----- Stored data -----

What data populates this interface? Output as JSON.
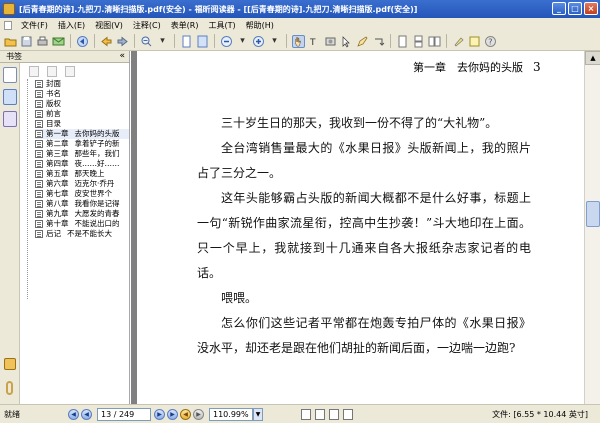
{
  "window": {
    "title": "[后青春期的诗].九把刀.清晰扫描版.pdf(安全) - 福昕阅读器 - [[后青春期的诗].九把刀.清晰扫描版.pdf(安全)]",
    "minimize": "_",
    "restore": "□",
    "close": "×"
  },
  "menu": [
    "文件(F)",
    "插入(E)",
    "视图(V)",
    "注释(C)",
    "表单(R)",
    "工具(T)",
    "帮助(H)"
  ],
  "sidebar": {
    "title": "书签",
    "collapse": "«",
    "bookmarks": [
      {
        "label": "封面",
        "sub": ""
      },
      {
        "label": "书名",
        "sub": ""
      },
      {
        "label": "版权",
        "sub": ""
      },
      {
        "label": "前言",
        "sub": ""
      },
      {
        "label": "目录",
        "sub": ""
      },
      {
        "label": "第一章",
        "sub": "去你妈的头版",
        "selected": true
      },
      {
        "label": "第二章",
        "sub": "拿着铲子的新"
      },
      {
        "label": "第三章",
        "sub": "那些年，我们"
      },
      {
        "label": "第四章",
        "sub": "夜……好……"
      },
      {
        "label": "第五章",
        "sub": "那天晚上"
      },
      {
        "label": "第六章",
        "sub": "迈克尔·乔丹"
      },
      {
        "label": "第七章",
        "sub": "皮安世界个"
      },
      {
        "label": "第八章",
        "sub": "我看你是记得"
      },
      {
        "label": "第九章",
        "sub": "大愿发的青春"
      },
      {
        "label": "第十章",
        "sub": "不能说出口的"
      },
      {
        "label": "后记",
        "sub": "不是不能长大"
      }
    ]
  },
  "document": {
    "header_chapter": "第一章　去你妈的头版",
    "header_page": "3",
    "paragraphs": [
      "三十岁生日的那天，我收到一份不得了的“大礼物”。",
      "全台湾销售量最大的《水果日报》头版新闻上，我的照片占了三分之一。",
      "这年头能够霸占头版的新闻大概都不是什么好事，标题上一句“新锐作曲家流星衔，控高中生抄袭！”斗大地印在上面。只一个早上，我就接到十几通来自各大报纸杂志家记者的电话。",
      "喂喂。",
      "怎么你们这些记者平常都在炮轰专拍尸体的《水果日报》没水平，却还老是跟在他们胡扯的新闻后面，一边喘一边跑?"
    ]
  },
  "status": {
    "left": "就绪",
    "page_input": "13 / 249",
    "zoom": "110.99%",
    "file_info": "文件: [6.55 * 10.44 英寸]"
  }
}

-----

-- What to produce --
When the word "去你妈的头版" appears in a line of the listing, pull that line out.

-- Problem solution --
        "sub": "去你妈的头版",
    "header_chapter": "第一章　去你妈的头版",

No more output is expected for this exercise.